● **Exercise description**
Find every line in the records below that holds the word "Modifier", and copy it out.

─── Provided records

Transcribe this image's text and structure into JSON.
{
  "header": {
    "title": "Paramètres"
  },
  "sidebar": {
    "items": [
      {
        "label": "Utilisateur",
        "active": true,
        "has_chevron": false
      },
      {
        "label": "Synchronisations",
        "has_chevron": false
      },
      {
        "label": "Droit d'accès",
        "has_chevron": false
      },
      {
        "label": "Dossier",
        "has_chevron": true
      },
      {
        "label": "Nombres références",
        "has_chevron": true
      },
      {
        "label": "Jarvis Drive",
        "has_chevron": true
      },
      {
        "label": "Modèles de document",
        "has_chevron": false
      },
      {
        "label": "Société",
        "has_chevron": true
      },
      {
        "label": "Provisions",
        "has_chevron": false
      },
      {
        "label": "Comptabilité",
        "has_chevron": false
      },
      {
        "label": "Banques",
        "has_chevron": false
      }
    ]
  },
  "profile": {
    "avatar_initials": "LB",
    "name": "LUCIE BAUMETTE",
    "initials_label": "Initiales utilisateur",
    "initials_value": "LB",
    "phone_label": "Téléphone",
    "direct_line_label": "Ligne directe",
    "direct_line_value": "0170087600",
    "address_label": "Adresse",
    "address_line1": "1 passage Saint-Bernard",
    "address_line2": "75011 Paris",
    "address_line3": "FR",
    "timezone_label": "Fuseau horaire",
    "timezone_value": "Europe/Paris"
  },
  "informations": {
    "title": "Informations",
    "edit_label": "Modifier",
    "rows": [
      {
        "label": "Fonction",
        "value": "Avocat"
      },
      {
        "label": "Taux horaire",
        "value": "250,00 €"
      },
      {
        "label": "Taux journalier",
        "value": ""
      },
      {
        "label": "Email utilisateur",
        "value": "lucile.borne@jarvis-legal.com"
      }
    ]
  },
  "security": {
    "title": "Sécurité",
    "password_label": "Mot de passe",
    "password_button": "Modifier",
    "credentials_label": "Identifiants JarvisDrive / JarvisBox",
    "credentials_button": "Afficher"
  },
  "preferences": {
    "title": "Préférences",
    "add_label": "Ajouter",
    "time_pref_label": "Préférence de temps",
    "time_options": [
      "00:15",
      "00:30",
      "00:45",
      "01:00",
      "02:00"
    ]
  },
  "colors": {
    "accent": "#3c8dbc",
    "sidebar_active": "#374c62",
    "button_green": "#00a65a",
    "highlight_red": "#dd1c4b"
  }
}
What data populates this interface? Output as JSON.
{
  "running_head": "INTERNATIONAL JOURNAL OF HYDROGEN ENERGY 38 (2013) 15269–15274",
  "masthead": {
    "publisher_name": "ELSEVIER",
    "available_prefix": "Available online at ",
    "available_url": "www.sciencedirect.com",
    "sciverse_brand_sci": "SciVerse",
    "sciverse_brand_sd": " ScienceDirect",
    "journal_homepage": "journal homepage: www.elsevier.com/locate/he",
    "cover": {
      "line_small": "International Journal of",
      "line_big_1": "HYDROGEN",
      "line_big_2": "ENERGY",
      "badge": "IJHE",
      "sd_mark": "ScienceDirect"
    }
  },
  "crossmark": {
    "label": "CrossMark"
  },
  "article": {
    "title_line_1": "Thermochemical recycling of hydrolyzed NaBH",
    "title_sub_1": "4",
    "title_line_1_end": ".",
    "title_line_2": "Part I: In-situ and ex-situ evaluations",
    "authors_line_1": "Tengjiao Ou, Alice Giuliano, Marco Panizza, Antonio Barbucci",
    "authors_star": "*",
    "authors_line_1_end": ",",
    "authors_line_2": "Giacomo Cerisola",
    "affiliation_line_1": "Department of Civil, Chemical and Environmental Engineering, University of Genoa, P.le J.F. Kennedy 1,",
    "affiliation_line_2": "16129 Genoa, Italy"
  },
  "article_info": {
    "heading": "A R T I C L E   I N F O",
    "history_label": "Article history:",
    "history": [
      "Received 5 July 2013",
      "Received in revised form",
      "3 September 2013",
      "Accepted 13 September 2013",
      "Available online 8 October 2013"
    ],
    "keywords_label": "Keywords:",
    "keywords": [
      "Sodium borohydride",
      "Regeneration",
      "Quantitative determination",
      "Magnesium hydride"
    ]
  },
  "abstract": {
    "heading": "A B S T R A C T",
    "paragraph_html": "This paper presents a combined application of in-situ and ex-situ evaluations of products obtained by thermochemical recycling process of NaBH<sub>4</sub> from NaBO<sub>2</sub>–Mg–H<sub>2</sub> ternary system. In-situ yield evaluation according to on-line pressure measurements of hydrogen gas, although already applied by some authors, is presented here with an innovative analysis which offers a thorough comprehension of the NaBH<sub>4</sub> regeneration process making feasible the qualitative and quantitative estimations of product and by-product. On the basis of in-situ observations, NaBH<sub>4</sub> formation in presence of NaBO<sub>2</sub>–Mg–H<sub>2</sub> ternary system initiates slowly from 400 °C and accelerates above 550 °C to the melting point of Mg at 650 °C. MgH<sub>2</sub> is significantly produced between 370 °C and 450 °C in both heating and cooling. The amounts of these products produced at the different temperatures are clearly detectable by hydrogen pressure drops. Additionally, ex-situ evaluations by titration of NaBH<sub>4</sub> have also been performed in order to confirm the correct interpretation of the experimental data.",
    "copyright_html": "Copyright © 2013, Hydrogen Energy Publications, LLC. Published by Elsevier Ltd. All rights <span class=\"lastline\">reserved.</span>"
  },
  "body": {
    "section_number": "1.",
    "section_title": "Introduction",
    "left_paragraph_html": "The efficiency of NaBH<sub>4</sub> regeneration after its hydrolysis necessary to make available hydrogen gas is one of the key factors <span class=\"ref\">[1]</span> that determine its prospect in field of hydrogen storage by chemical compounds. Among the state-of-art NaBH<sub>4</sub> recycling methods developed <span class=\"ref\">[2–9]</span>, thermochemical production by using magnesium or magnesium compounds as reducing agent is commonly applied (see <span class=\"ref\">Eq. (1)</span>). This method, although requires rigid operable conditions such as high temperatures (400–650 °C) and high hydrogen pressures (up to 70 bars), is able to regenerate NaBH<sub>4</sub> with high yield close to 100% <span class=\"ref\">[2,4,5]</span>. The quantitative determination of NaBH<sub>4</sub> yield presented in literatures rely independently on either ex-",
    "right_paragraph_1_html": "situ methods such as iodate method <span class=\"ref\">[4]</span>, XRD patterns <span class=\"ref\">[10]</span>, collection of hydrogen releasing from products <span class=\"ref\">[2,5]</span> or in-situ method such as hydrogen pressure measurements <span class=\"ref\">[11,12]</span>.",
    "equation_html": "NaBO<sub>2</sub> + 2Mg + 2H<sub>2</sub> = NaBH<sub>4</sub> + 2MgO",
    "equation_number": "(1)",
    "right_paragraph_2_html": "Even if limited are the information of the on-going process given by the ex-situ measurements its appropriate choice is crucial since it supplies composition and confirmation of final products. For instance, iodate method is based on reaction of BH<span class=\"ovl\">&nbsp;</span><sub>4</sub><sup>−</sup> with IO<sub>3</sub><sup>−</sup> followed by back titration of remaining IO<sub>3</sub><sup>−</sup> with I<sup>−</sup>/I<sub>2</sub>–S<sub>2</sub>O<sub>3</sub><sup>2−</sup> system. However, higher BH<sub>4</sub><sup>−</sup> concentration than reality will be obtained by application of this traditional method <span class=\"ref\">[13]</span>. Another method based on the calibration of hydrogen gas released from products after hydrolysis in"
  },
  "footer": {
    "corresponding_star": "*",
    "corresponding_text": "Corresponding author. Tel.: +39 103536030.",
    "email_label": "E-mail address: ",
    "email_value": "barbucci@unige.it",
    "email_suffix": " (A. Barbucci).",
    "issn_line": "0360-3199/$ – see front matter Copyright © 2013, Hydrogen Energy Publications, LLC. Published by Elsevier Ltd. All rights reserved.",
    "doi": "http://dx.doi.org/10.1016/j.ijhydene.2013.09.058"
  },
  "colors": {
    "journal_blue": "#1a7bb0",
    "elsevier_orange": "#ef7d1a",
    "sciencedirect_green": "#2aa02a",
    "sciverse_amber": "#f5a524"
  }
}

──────

● **Answer box**
    "edit_label": "Modifier",
    "password_button": "Modifier",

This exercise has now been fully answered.